**Exercise requirements**.
Search the material below for the string "this" and copy each line where it appears.
==*==
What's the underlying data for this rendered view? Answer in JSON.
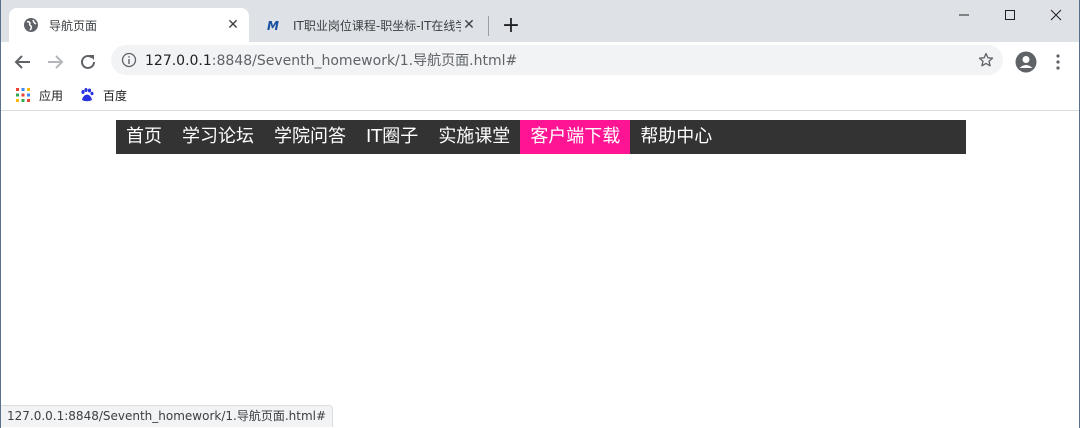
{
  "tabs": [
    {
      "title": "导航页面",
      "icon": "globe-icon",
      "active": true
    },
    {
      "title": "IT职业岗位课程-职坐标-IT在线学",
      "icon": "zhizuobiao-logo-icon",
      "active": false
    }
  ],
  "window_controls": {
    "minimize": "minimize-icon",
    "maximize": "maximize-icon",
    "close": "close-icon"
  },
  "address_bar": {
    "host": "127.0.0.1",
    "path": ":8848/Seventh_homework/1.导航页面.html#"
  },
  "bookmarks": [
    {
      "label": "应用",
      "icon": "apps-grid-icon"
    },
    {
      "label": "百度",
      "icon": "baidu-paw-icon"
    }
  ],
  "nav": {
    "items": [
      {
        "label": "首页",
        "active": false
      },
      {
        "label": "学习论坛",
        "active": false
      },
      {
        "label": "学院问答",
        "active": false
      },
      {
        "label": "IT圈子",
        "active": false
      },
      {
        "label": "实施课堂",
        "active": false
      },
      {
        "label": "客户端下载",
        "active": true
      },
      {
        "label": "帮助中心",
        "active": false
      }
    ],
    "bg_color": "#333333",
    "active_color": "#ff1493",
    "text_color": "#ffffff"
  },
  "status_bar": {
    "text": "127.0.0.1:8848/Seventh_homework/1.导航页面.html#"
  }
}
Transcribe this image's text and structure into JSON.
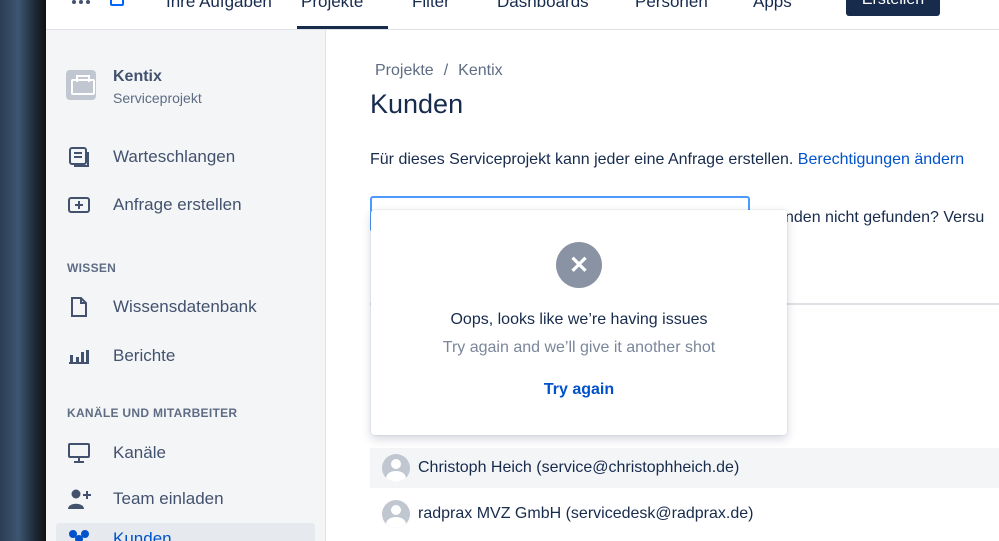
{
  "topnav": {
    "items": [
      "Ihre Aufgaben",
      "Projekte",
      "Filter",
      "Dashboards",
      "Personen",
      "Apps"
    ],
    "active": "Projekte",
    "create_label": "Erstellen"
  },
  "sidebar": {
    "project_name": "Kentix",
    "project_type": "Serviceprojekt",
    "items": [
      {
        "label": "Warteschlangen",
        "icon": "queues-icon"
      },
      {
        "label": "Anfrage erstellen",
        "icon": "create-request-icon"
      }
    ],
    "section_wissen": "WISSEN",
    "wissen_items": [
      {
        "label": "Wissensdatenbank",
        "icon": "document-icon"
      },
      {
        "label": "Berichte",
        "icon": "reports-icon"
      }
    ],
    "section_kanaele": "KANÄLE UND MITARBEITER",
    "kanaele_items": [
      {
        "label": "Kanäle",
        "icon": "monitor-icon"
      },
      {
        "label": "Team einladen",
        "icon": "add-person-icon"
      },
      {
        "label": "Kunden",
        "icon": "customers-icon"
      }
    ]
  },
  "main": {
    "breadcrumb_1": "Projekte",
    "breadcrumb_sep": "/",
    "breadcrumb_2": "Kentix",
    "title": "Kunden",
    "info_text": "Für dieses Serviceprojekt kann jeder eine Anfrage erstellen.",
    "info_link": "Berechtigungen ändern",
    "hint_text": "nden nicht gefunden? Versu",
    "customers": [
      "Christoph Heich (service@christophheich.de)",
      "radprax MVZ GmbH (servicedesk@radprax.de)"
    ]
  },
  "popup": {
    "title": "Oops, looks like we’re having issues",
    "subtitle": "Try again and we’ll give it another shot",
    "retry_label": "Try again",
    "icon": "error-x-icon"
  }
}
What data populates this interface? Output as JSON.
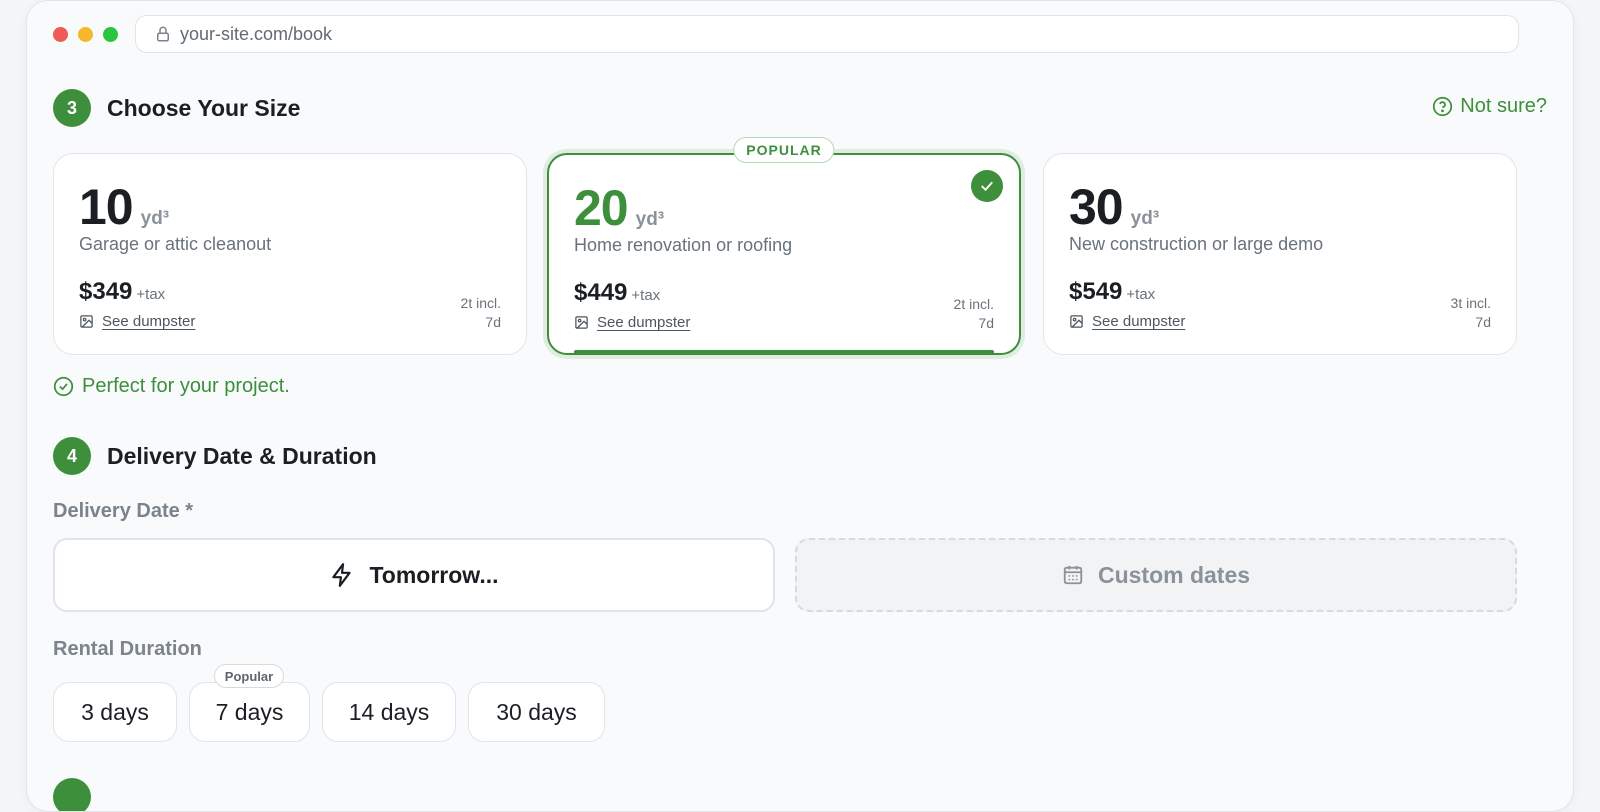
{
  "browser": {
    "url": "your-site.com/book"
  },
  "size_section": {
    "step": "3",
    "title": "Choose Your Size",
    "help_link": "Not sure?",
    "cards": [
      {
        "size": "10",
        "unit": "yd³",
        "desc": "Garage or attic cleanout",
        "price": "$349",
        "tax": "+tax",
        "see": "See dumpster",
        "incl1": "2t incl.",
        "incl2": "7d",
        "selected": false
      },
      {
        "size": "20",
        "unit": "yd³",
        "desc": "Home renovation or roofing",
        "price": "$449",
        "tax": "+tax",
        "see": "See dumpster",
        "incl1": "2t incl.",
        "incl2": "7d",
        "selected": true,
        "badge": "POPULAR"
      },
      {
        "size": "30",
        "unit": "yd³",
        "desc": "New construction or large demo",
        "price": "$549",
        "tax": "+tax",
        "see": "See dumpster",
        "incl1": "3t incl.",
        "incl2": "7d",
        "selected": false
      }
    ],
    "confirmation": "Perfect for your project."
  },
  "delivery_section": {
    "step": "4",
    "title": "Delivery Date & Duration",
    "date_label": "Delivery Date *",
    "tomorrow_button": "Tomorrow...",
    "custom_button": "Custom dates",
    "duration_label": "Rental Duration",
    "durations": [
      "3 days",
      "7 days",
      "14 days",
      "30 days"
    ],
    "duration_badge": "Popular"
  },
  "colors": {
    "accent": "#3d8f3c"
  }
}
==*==
**Answer for the task**.
What's the underlying data for this rendered view? Answer in JSON.
Transcribe this image's text and structure into JSON.
What data populates this interface? Output as JSON.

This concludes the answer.